This type of coach will expect the athlete to work out and compete when she is injured and may have unrealistic expectations. I've seen coaches single out athletes for being late to gymnastics meets by verbally berating them in front of the entire team. The last time I checked, 10-year-olds were not legally permitted to drive, so in my opinion, that conversation should have taken place with the parent, not the child.
Gymnastics can also be taxing on a child's body. Statistically, the United States Elite Coaches Association has done numerous studies in reference to gymnastics injuries and how to prevent them. They are breaking ground on preventative measures and a lot of certified coaches are following suit. The problem is that it takes time to condition the body.
On average, a new conditioning program should be altered every six weeks with progress being shown at the same interval. The problem with conditioning is over-use. If the coach doesn't have a well-designed conditioning plan the athletes suffer. If several athletes are experiencing the same type of bodily pain, it may be due to a conditioning failure.
Visit the USECA website at the bottom for more detailed information about the United States Elite Coaches Association.
To Compete or Not to Compete?
Competitive gymnastics is not for everyone.

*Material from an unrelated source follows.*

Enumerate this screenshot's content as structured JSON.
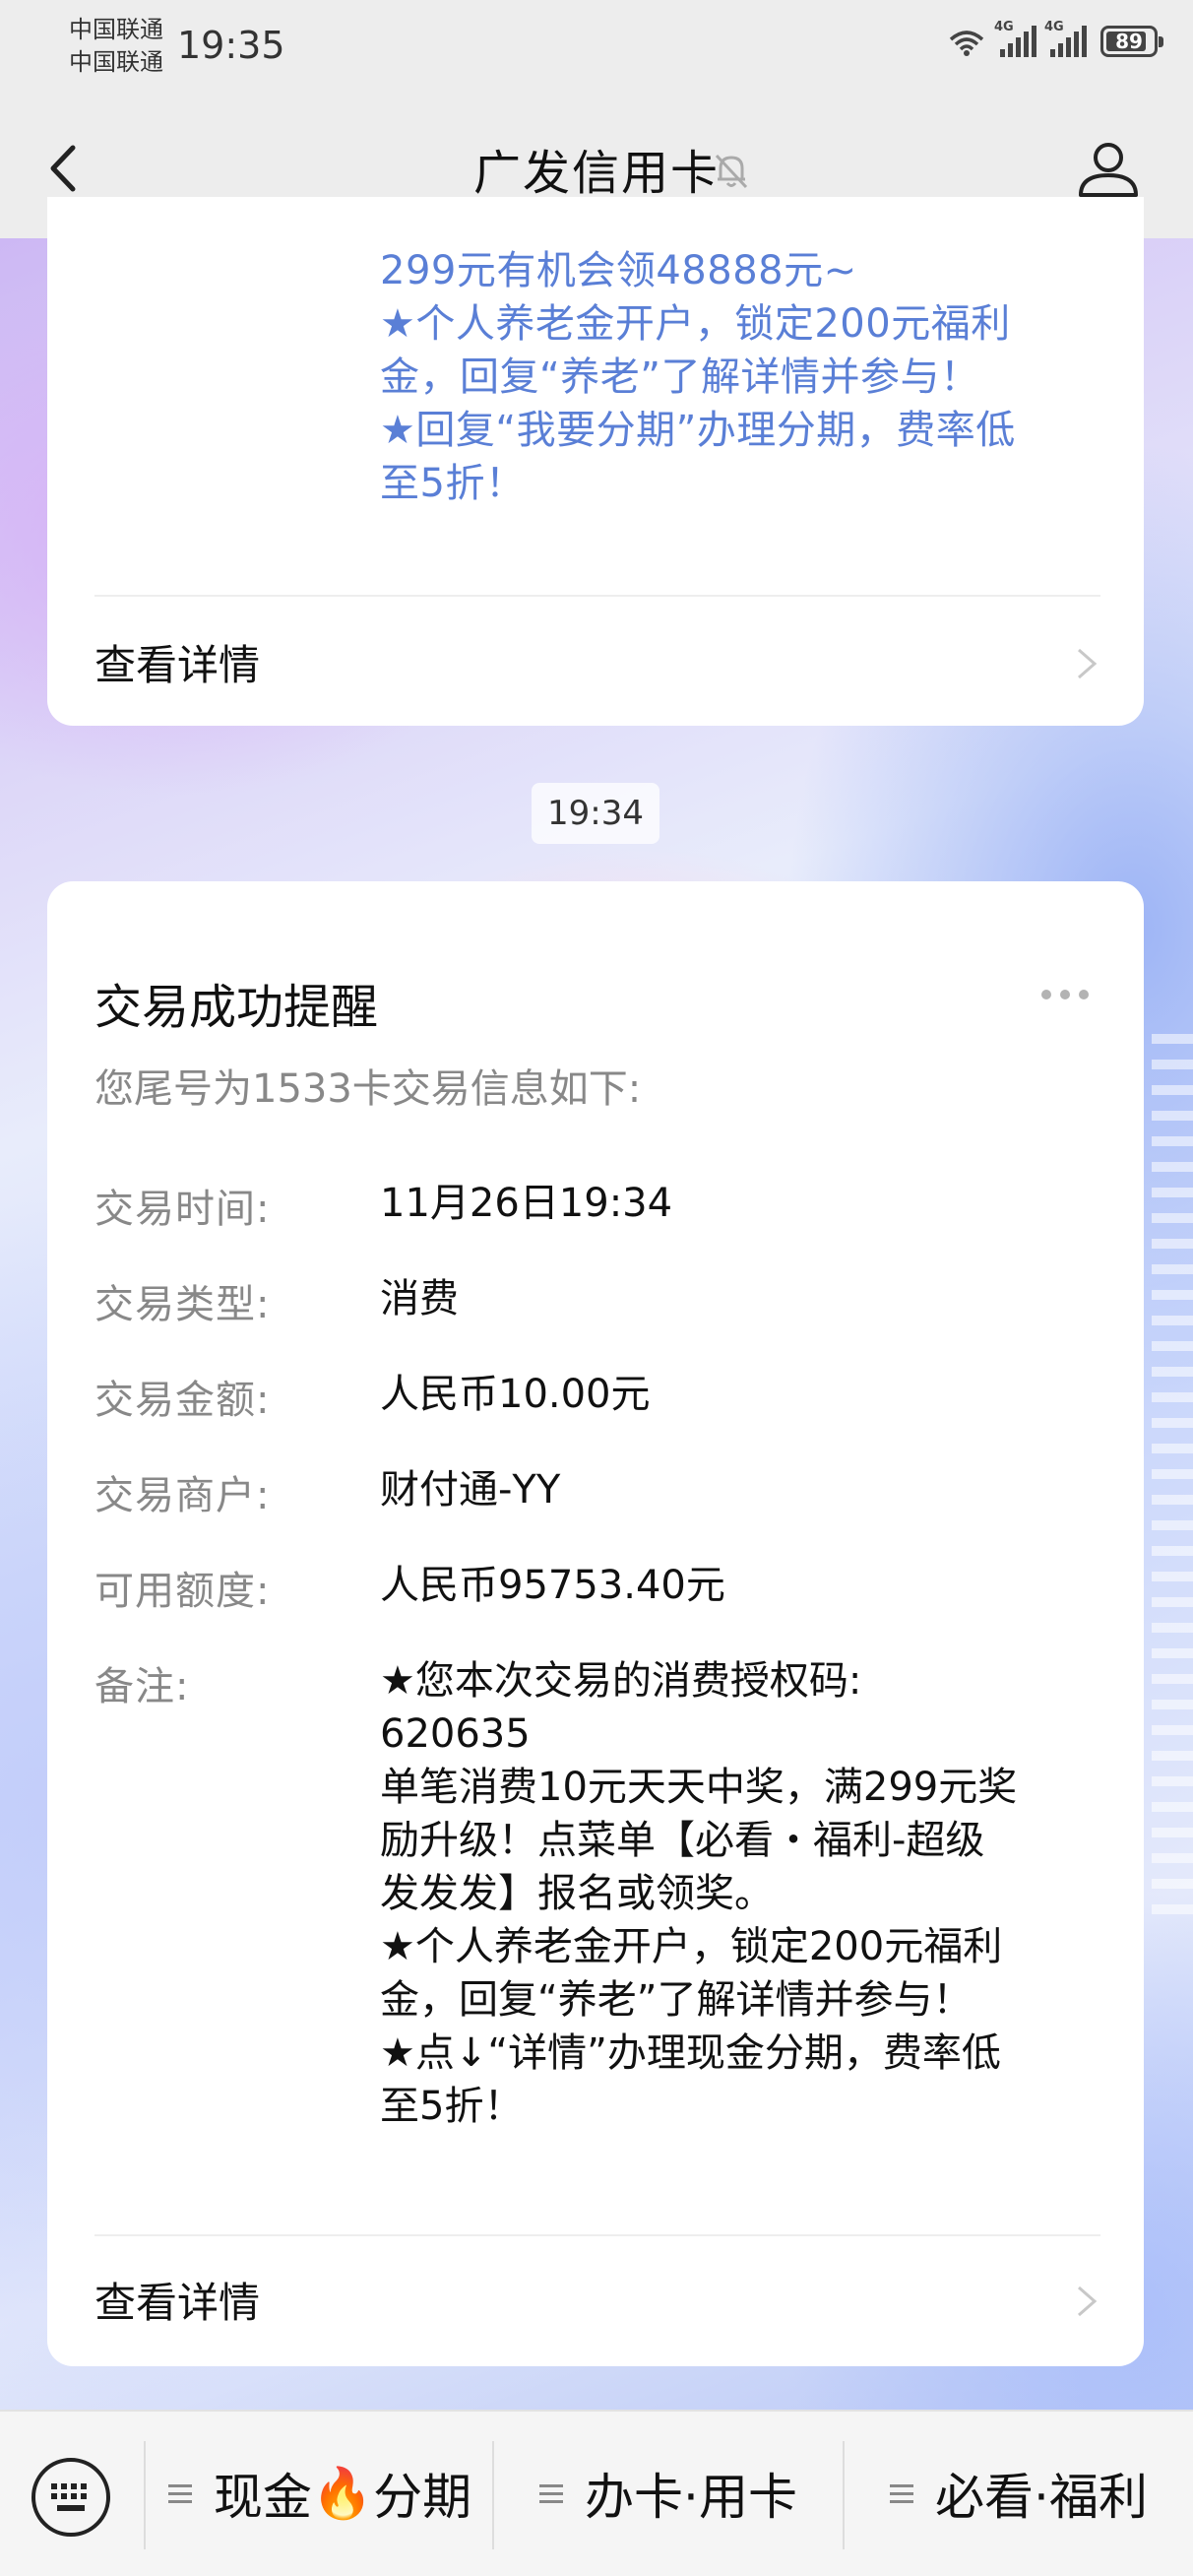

It requires a sizable time commitment from at least one parent and as I stated earlier, it can be expensive. If your child is asked to be on a competitive gymnastics team and she is only four years old, don't fret about her age. If you are at a quality gym, they will take excellent care in teaching her properly. Most likely your young daughter will be starting out in Level 1, 2, or 3, which are really just about having fun and learning to compete. Depending on which competitive region you are in, once they hit Level 4, that's when the real competition starts. (See link below to USA Gymnastics.)
Gymnastics is not the "dangerous" sport that people make it out to be. All sports come with injuries, that's the nature of competition. Competition can cause anxiety, depression, anger, frustration, and pain, but so can romantic love. Kids hanker for competition because they like to feel proud of themselves and let's face it, winning is fun. If you are at a crossroads about whether or not you should allow your child to compete, find someone who was a competitive gymnast and ask them their opinion. Then start searching for the right gym!
Final thought: Don't assume that because your daughter does beautiful cartwheels in the front yard and climbs the walls that she has the talent of Shannon Miller. Allow the coaches to do the evaluating. When your daughter is asked to join the team, allow the coaches to do the coaching. They are the experts!
If you have any questions, feel free to send them my way!
© 2012 Kristi Sharp